## Saved data entries
═══

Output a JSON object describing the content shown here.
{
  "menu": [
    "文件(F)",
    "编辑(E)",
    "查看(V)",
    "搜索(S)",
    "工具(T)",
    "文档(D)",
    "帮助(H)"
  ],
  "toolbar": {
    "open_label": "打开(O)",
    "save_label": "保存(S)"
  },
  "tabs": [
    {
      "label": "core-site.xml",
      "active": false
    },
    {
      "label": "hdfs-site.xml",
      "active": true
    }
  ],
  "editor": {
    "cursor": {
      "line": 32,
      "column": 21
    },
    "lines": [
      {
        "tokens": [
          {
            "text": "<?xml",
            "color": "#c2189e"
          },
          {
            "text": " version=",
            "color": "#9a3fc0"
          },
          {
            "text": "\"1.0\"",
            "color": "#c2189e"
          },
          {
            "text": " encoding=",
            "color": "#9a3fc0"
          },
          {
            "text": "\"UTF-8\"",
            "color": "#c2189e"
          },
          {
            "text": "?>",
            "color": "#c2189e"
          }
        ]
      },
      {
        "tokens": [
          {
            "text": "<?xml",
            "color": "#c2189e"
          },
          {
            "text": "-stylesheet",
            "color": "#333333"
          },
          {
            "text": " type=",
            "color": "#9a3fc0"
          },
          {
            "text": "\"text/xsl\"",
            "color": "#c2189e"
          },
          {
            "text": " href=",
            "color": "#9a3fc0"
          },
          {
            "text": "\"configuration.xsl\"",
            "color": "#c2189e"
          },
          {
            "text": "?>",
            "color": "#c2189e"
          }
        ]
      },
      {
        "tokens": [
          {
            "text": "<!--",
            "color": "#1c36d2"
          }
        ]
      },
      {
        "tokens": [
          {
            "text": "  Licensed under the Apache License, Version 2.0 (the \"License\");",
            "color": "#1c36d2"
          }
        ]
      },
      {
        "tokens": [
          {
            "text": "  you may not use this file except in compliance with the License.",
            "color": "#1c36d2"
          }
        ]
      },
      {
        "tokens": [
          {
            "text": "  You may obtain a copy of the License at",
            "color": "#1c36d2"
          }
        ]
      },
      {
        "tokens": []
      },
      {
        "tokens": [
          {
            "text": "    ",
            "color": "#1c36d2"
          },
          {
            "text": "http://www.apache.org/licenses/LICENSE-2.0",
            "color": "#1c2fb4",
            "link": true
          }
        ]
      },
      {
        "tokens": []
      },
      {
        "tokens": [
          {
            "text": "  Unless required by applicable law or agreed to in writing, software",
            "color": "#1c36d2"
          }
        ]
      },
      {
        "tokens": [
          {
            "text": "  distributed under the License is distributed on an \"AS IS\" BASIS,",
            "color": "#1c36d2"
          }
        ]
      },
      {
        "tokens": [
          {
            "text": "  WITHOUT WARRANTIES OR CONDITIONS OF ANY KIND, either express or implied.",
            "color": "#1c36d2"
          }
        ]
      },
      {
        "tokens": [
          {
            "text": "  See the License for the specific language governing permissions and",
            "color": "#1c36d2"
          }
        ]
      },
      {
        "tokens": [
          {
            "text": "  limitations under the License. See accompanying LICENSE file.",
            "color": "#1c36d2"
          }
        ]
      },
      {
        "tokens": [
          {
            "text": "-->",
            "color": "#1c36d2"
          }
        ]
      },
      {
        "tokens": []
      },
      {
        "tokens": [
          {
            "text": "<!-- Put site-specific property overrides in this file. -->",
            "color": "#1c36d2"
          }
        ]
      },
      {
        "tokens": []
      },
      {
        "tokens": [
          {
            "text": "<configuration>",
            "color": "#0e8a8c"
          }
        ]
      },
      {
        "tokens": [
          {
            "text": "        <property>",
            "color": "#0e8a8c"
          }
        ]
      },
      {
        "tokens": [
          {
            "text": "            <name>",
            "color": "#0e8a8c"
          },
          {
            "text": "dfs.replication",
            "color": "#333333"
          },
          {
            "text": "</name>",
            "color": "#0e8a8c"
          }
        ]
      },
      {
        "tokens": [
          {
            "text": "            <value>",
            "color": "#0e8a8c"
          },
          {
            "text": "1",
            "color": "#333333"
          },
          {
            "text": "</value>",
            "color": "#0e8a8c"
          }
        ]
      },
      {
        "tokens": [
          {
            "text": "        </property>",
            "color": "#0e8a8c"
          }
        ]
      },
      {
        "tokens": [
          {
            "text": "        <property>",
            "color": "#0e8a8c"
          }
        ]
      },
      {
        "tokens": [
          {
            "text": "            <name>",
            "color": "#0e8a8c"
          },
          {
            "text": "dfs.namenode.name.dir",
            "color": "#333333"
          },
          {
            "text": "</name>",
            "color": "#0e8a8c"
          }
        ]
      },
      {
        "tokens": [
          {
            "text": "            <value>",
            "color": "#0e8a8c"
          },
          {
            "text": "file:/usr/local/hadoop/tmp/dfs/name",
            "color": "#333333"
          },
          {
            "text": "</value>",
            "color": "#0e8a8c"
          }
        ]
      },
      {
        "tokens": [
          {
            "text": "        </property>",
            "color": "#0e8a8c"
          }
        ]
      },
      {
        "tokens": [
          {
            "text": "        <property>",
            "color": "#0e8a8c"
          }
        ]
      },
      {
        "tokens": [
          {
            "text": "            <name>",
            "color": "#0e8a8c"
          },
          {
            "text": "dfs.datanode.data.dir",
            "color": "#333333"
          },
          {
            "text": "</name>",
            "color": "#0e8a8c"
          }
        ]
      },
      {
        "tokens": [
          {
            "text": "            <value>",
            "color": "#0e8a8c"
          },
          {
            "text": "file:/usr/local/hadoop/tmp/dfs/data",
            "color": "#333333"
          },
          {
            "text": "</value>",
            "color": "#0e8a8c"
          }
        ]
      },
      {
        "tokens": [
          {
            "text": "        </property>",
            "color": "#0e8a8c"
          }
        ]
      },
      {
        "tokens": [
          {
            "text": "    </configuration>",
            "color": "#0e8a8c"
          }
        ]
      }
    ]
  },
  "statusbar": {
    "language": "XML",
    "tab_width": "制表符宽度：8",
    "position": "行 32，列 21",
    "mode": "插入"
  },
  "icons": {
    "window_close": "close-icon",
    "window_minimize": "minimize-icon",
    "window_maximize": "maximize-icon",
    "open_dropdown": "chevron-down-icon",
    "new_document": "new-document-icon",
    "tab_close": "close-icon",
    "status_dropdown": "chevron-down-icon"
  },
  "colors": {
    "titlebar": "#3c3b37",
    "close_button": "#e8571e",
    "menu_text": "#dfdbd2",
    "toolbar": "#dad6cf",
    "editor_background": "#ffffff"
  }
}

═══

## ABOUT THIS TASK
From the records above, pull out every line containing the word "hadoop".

## COMPLETED TASK
            "text": "file:/usr/local/hadoop/tmp/dfs/name",
            "text": "file:/usr/local/hadoop/tmp/dfs/data",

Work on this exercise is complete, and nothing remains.